▶ Description of the task
State how many lines of the records include the word "this"; the reply is that number alone.

▶ Recorded data

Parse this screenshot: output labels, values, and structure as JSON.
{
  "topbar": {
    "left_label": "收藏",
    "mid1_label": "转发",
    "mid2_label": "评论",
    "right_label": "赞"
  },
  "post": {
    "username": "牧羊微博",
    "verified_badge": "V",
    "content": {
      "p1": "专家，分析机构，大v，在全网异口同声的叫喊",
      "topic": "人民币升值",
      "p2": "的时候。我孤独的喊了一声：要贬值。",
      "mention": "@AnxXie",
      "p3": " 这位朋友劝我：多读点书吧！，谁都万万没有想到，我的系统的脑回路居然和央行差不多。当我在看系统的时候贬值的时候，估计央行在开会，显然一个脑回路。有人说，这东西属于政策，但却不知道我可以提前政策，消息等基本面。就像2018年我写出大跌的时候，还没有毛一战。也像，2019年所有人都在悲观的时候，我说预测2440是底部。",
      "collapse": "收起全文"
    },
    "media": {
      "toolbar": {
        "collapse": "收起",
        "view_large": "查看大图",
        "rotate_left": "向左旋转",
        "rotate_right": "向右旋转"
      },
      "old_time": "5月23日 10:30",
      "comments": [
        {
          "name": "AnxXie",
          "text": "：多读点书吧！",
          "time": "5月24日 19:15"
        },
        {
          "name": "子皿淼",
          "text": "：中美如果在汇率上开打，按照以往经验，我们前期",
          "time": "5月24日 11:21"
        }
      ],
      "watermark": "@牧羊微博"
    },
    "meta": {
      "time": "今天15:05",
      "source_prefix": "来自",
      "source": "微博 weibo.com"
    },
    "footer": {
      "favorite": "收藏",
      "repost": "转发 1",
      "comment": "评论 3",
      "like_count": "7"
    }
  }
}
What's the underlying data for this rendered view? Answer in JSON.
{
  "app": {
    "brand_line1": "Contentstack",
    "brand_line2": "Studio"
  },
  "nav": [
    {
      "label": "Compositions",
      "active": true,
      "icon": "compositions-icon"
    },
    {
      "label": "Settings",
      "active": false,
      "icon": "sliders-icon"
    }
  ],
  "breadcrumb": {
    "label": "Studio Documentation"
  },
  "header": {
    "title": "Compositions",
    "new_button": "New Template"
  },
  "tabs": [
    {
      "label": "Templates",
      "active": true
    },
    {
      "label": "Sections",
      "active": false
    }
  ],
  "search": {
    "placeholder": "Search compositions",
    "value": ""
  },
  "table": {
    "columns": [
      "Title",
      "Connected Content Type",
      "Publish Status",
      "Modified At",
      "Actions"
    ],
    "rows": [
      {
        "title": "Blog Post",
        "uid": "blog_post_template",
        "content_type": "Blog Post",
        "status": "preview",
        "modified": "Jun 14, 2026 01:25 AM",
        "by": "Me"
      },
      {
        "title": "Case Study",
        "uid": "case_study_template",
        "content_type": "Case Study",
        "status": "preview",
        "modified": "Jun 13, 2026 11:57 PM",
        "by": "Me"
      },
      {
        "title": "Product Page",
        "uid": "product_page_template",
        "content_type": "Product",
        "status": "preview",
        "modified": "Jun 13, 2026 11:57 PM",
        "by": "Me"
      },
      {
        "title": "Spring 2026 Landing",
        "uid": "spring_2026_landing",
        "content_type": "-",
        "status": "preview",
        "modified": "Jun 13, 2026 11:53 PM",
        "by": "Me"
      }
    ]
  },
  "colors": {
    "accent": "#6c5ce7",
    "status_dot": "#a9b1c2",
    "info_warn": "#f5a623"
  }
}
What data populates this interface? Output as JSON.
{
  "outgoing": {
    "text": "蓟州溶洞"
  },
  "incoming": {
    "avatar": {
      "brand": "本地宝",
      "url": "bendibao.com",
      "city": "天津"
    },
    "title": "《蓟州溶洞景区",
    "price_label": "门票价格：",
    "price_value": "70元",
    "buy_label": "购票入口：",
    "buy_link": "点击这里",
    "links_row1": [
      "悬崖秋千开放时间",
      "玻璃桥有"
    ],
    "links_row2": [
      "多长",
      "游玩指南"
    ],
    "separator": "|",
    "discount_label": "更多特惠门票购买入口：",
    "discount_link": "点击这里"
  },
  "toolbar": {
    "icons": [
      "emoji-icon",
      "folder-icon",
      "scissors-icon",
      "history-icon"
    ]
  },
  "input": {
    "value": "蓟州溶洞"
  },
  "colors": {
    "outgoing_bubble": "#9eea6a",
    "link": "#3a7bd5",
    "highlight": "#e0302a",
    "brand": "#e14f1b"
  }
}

▶ Finished task
3